I have no wish to try your patience, except to say that the above list is only illustrative. A woman can take her pick. Photography is being taught in many places today. They are there to help a woman in her search for a niche.

And yet, nobody should think it is easy for a woman to make an independent career in photography quickly. The economics of the trade are tough. It takes time to establish oneself in any profession. In the interim, there may well be a need to rely on other supporting avenues of income. This problem can, of course, be alleviated by taking up salaried jobs in newspapers /magazines etc or even by freelancing. Nonetheless, it is important to recognize the need for capital to stay afloat in the preparatory stage.

Ms Janatul Mawa, a young professional photographer friend from Bangladesh, tells me that although more women are entering photography there, social and cultural attitude towards the profession continues to be less than friendly. Not many newspapers encourage women on their rolls. And worse, although no wedding is complete without photographs, the marriage market is not at all disposed well towards a bride with a camera slung on her shoulder!

While these realities cannot be ignored, I take enormous comfort from the fact that their hold seems to be weakening steadily. How else do we account for the growing popularity of photography among women everywhere?

To sum up, there are opportunities for women in photography. The number of women in photography is on the rise. I have no doubt it will accelerate when we have more facilities for training. I also believe that women who are in the profession today have a role in facilitating the future for women in photography. The better the quality of their work, the stronger is the demonstration effect that women can do it well. This is happening.

Finally, allow me to digress a little before I draw the concluding line.
An important aspect which many young people tend to neglect while choosing a career is to remind themselves of their wider goals in life. Every woman needs to think through her priorities before considering a career. Do I have a taste for photography? Am I tough enough for it? When do I want to make a home, raise a family? Will that be compatible with my career? Will I earn enough? And not the least, What if I do not succeed?

These questions have to be addressed first. After all, a career is only an enabler to a meaningful life. The horse has to come before the cart. That does not mean that all our wishes will come true. Nor does it imply that our plans will never change, get reviewed, updated and revised. All it means is that our lives should have a focus.

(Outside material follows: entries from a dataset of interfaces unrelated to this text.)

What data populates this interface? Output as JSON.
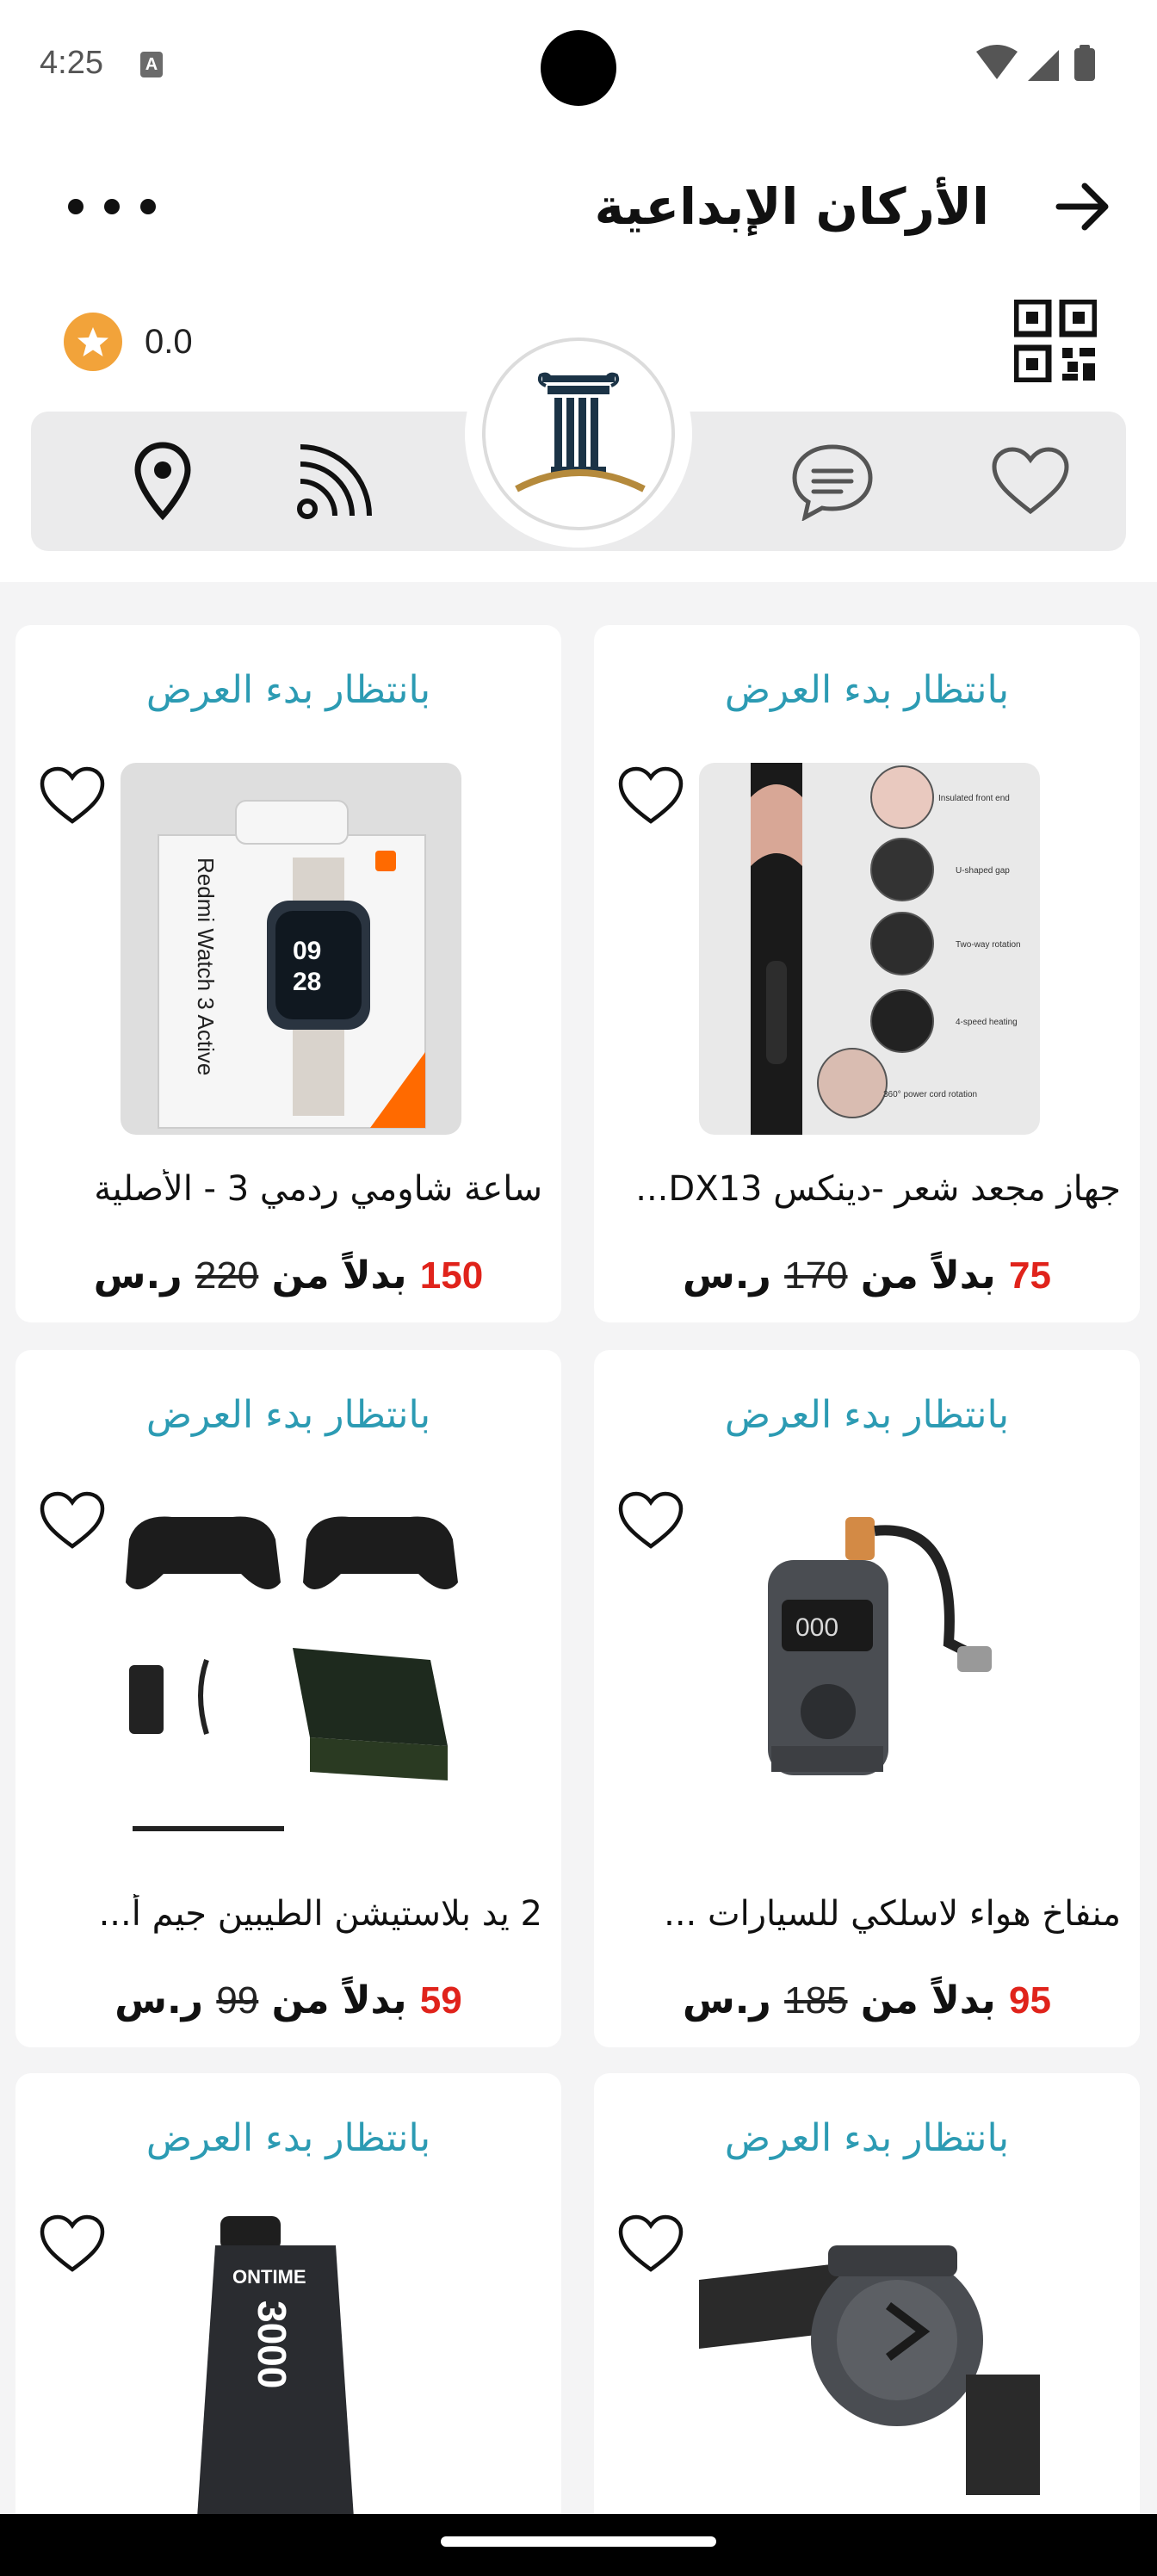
{
  "status": {
    "time": "4:25",
    "notification_badge": "A"
  },
  "header": {
    "title": "الأركان الإبداعية",
    "rating": "0.0"
  },
  "icons": {
    "back": "arrow-right-icon",
    "more": "more-dots-icon",
    "qr": "qr-code-icon",
    "location": "location-pin-icon",
    "rss": "rss-feed-icon",
    "chat": "chat-bubble-icon",
    "favorite": "heart-icon",
    "star": "star-icon"
  },
  "colors": {
    "accent_status": "#2c9bb3",
    "price": "#e0231b",
    "star": "#f2a33a",
    "bar": "#ebebec"
  },
  "products": [
    {
      "status": "بانتظار بدء العرض",
      "title": "جهاز مجعد شعر -دينكس DX13...",
      "price": "75",
      "label": "بدلاً من",
      "old_price": "170",
      "currency": "ر.س"
    },
    {
      "status": "بانتظار بدء العرض",
      "title": "ساعة شاومي ردمي 3 - الأصلية",
      "price": "150",
      "label": "بدلاً من",
      "old_price": "220",
      "currency": "ر.س"
    },
    {
      "status": "بانتظار بدء العرض",
      "title": "منفاخ هواء لاسلكي للسيارات ...",
      "price": "95",
      "label": "بدلاً من",
      "old_price": "185",
      "currency": "ر.س"
    },
    {
      "status": "بانتظار بدء العرض",
      "title": "2 يد بلاستيشن الطيبين جيم أ...",
      "price": "59",
      "label": "بدلاً من",
      "old_price": "99",
      "currency": "ر.س"
    },
    {
      "status": "بانتظار بدء العرض"
    },
    {
      "status": "بانتظار بدء العرض"
    }
  ],
  "product_images": {
    "hair_box_text": [
      "Insulated front end",
      "U-shaped gap",
      "Two-way rotation",
      "4-speed heating",
      "360° power cord rotation"
    ],
    "watch_box_text": "Redmi Watch 3 Active",
    "watch_time": [
      "09",
      "28"
    ],
    "pump_display": "000",
    "powerbank_brand": "ONTIME",
    "powerbank_capacity": "3000"
  }
}
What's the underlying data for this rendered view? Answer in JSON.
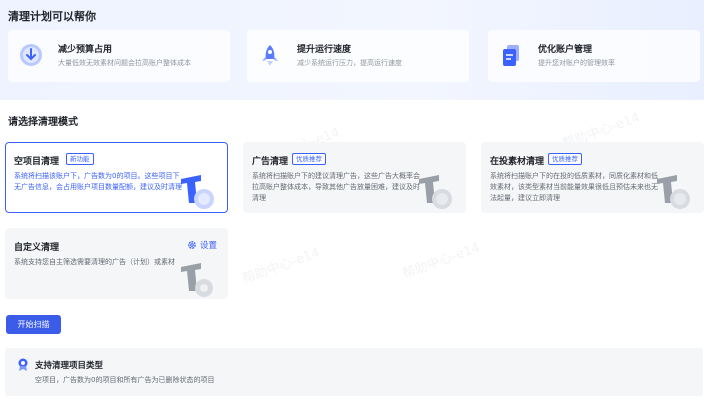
{
  "header": {
    "title": "清理计划可以帮你"
  },
  "benefits": [
    {
      "title": "减少预算占用",
      "desc": "大量低效无效素材问题会拉高账户整体成本",
      "icon": "download-arrow-icon"
    },
    {
      "title": "提升运行速度",
      "desc": "减少系统运行压力，提高运行速度",
      "icon": "rocket-icon"
    },
    {
      "title": "优化账户管理",
      "desc": "提升您对账户的管理效率",
      "icon": "document-icon"
    }
  ],
  "mode_section": {
    "title": "请选择清理模式"
  },
  "modes": [
    {
      "title": "空项目清理",
      "tag": "新功能",
      "desc": "系统将扫描该账户下，广告数为0的项目。这些项目下无广告信息，会占用账户项目数量配额，建议及时清理"
    },
    {
      "title": "广告清理",
      "tag": "优质推荐",
      "desc": "系统将扫描账户下的建议清理广告，这些广告大概率会拉高账户整体成本，导致其他广告放量困难，建议及时清理"
    },
    {
      "title": "在投素材清理",
      "tag": "优质推荐",
      "desc": "系统将扫描账户下的在投的低质素材，同质化素材和低效素材，该类型素材当前能量效果很低且预估未来也无法起量，建议立即清理"
    },
    {
      "title": "自定义清理",
      "settings_label": "设置",
      "desc": "系统支持您自主筛选需要清理的广告（计划）或素材"
    }
  ],
  "actions": {
    "start_label": "开始扫描"
  },
  "support": {
    "title": "支持清理项目类型",
    "desc": "空项目，广告数为0的项目和所有广告为已删除状态的项目"
  },
  "watermark": "帮助中心-e14",
  "colors": {
    "primary": "#3b62ff",
    "button": "#3b5ce8",
    "card_bg": "#f5f6f7",
    "hero_bg": "#eef3ff"
  }
}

Mala Mukerjee
Kolkata, 2010

© 2010 Text by Mala Mukerjee


© 2009 All Photographs and texts by Júlio de Matos | All rights reserved | © Júlio de Matos, 2009